EXERCISE BRIEF: Go through the material below and count the lines with the string "Packad"; the number is the whole answer.

RECORDS TO USE:
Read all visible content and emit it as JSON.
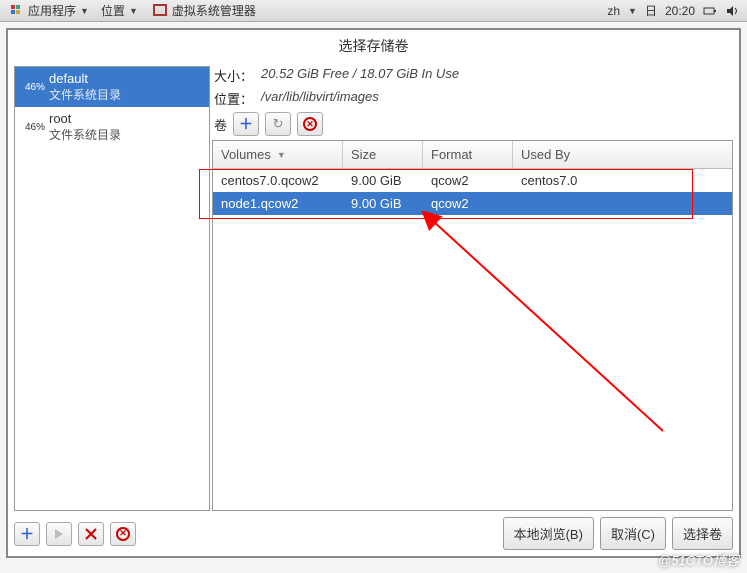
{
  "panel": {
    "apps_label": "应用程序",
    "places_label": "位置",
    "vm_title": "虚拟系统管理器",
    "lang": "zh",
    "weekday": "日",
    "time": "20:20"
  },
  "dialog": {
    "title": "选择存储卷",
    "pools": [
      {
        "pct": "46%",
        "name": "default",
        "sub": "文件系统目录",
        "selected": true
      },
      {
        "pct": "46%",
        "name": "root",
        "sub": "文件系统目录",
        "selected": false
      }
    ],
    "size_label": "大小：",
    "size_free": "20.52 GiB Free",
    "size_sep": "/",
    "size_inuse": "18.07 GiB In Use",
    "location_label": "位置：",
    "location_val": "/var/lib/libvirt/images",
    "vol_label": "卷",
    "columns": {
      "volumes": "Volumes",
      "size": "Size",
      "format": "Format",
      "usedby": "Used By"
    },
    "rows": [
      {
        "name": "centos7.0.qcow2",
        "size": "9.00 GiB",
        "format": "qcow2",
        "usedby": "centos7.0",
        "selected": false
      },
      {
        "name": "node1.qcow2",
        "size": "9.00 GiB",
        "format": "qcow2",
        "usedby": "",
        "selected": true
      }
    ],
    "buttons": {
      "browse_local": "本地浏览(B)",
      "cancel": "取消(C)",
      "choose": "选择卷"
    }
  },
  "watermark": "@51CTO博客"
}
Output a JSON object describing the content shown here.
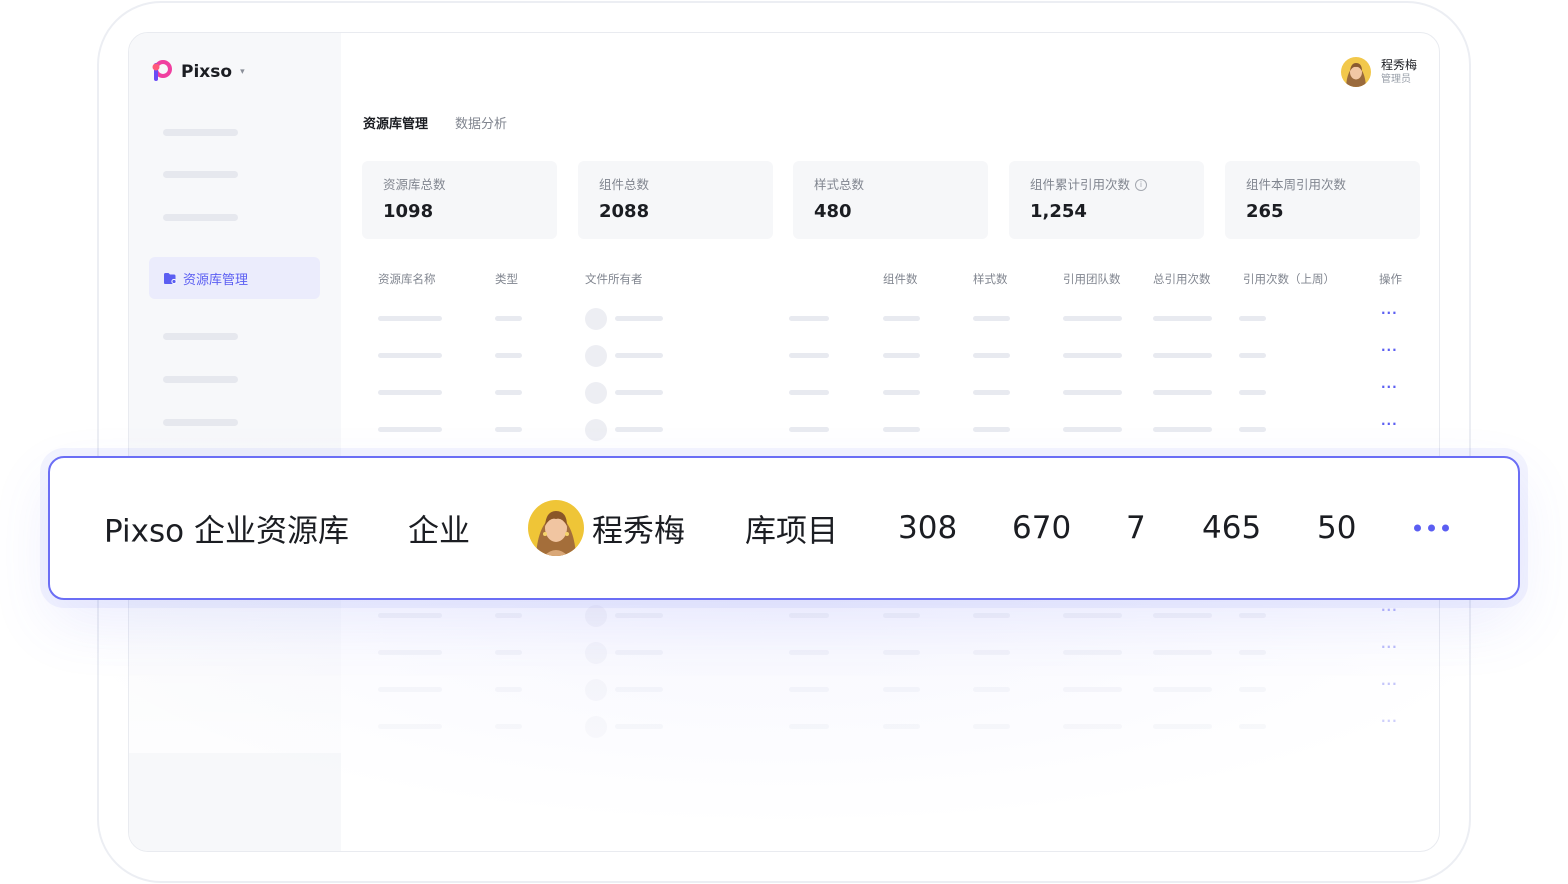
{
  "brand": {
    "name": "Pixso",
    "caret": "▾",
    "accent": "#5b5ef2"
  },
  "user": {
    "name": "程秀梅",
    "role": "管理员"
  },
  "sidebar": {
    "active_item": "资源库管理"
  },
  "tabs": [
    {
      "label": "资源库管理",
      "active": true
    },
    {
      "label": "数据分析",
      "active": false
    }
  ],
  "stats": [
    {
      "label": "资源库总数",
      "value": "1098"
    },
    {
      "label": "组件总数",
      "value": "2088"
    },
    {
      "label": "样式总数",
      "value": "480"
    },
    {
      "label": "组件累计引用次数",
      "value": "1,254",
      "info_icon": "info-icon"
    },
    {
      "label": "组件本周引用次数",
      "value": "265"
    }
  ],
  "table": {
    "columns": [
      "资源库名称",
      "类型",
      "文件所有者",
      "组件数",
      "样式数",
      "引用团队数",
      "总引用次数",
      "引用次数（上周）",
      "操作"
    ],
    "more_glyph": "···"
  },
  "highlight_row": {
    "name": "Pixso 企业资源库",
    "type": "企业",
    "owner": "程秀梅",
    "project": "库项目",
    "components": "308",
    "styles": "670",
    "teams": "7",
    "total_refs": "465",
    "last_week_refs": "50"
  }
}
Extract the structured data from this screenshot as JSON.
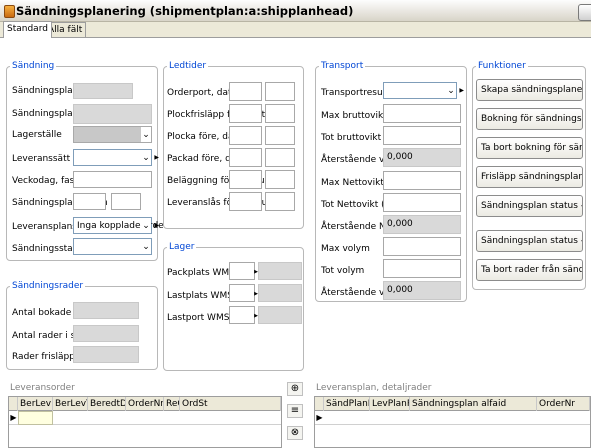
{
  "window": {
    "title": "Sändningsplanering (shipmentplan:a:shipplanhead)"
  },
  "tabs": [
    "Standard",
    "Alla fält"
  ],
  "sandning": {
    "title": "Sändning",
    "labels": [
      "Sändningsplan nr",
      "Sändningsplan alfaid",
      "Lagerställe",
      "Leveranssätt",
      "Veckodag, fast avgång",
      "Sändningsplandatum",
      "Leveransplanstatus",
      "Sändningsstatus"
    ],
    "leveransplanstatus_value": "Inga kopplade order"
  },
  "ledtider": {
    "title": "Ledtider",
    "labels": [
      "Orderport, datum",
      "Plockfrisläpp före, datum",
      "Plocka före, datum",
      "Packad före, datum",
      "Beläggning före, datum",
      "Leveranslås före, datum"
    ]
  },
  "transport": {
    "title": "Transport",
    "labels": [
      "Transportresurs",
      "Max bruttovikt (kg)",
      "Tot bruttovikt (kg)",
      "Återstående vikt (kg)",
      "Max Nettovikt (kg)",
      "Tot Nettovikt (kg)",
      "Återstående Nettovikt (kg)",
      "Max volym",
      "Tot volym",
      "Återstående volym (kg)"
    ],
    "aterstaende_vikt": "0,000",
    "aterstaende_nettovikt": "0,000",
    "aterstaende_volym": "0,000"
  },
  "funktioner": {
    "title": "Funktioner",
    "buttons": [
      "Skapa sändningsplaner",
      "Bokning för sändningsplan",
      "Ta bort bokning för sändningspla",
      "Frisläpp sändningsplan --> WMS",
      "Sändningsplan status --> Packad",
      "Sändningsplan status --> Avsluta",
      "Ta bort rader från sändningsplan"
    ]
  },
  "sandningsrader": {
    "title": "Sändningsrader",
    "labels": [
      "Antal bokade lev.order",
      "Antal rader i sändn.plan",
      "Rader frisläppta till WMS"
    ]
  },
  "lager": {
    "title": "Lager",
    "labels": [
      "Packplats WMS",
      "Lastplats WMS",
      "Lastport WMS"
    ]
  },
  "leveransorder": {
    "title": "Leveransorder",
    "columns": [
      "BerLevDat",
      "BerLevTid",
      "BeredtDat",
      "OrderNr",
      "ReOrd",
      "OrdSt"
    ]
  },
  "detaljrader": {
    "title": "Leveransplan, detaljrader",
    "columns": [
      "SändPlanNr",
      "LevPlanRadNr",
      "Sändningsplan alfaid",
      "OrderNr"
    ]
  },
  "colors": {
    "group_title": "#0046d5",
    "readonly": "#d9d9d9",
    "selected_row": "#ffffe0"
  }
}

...

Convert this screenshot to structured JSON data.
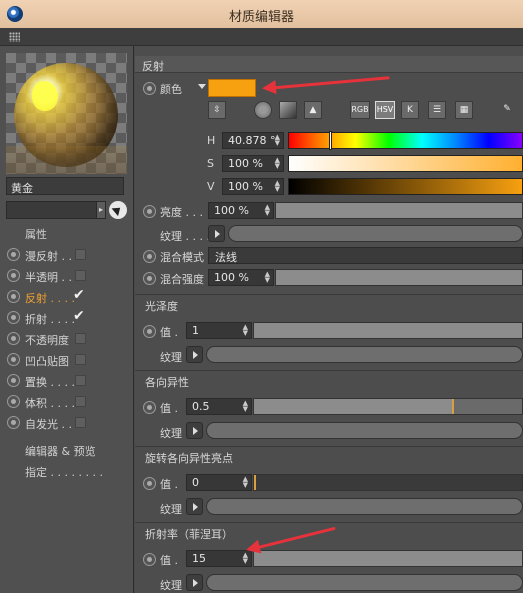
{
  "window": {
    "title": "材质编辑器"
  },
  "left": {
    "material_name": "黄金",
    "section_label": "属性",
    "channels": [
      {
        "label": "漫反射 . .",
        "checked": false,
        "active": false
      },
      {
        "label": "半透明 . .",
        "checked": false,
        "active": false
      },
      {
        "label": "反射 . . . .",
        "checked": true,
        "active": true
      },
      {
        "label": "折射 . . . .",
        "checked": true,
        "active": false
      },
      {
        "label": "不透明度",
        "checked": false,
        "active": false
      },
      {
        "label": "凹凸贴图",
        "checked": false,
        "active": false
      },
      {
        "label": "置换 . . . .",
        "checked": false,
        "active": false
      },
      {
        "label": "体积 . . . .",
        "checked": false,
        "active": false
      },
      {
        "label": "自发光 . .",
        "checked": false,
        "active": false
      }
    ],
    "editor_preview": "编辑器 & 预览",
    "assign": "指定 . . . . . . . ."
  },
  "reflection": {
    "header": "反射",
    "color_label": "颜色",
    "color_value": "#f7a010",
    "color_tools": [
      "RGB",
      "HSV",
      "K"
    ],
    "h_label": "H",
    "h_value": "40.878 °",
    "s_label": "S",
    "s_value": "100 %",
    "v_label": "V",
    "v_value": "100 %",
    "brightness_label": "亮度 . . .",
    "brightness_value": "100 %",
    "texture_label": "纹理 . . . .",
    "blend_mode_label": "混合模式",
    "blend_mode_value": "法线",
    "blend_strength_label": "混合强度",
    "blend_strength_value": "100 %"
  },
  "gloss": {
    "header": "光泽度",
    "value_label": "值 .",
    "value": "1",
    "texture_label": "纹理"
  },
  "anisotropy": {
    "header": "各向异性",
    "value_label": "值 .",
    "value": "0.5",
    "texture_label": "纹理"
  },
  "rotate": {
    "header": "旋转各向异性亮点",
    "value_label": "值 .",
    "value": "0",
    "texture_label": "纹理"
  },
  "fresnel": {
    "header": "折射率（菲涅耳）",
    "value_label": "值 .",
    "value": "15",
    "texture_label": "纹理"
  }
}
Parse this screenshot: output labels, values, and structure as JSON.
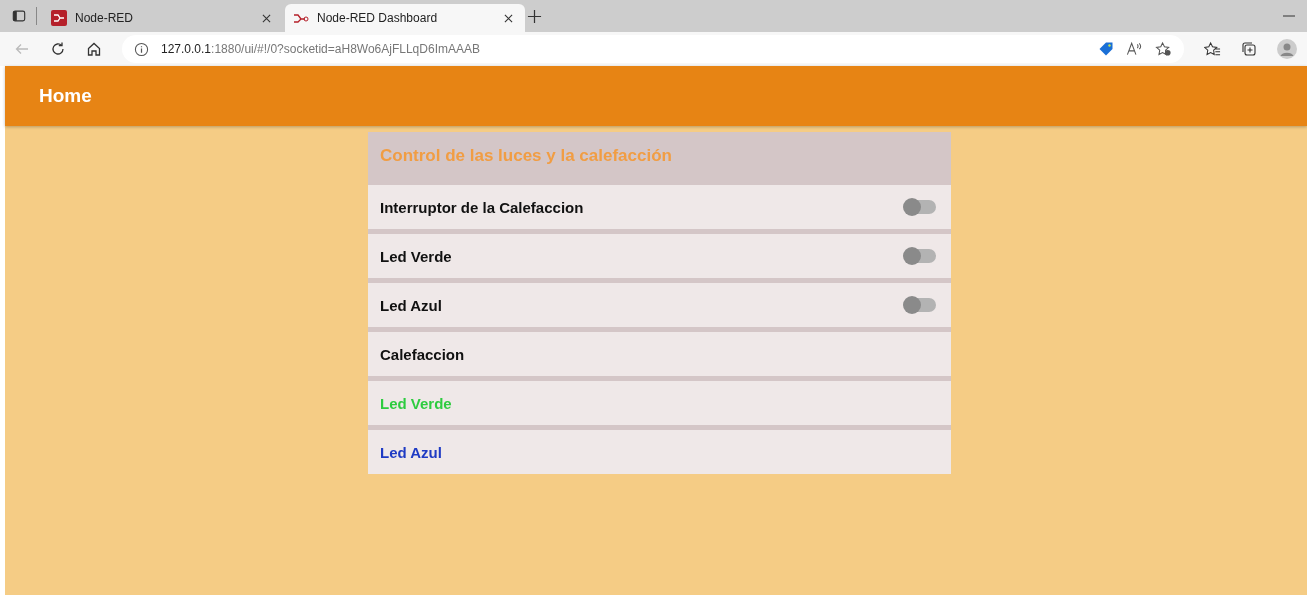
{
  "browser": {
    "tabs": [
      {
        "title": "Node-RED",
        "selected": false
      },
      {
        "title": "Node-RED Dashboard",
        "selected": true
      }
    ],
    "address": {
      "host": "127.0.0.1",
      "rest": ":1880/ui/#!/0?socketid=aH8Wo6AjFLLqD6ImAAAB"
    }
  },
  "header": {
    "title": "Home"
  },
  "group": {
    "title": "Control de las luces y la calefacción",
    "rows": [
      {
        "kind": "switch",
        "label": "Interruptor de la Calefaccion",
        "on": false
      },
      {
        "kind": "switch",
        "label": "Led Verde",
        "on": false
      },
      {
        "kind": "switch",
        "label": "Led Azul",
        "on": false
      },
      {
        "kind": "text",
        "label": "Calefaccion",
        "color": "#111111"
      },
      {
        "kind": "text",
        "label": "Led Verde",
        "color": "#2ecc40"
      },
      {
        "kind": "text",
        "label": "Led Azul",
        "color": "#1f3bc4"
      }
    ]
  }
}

RESULT OF THE EXERCISE: 2